- The task
Please write out every line of the material exactly.

- Source material

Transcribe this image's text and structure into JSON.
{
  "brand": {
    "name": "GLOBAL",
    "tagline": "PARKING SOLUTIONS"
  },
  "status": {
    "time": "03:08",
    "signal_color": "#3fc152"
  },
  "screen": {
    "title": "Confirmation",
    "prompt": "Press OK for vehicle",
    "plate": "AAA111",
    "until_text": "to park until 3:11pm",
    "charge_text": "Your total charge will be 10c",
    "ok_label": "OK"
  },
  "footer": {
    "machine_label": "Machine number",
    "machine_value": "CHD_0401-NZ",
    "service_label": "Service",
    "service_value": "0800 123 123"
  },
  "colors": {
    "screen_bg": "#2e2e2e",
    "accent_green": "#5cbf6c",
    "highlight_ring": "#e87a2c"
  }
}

- Answer section
Transcribe this image's text and structure into JSON.
{
  "brand": {
    "name": "GLOBAL",
    "tagline": "PARKING SOLUTIONS"
  },
  "status": {
    "time": "03:08",
    "signal_color": "#3fc152"
  },
  "screen": {
    "title": "Confirmation",
    "prompt": "Press OK for vehicle",
    "plate": "AAA111",
    "until_text": "to park until 3:11pm",
    "charge_text": "Your total charge will be 10c",
    "ok_label": "OK"
  },
  "footer": {
    "machine_label": "Machine number",
    "machine_value": "CHD_0401-NZ",
    "service_label": "Service",
    "service_value": "0800 123 123"
  },
  "colors": {
    "screen_bg": "#2e2e2e",
    "accent_green": "#5cbf6c",
    "highlight_ring": "#e87a2c"
  }
}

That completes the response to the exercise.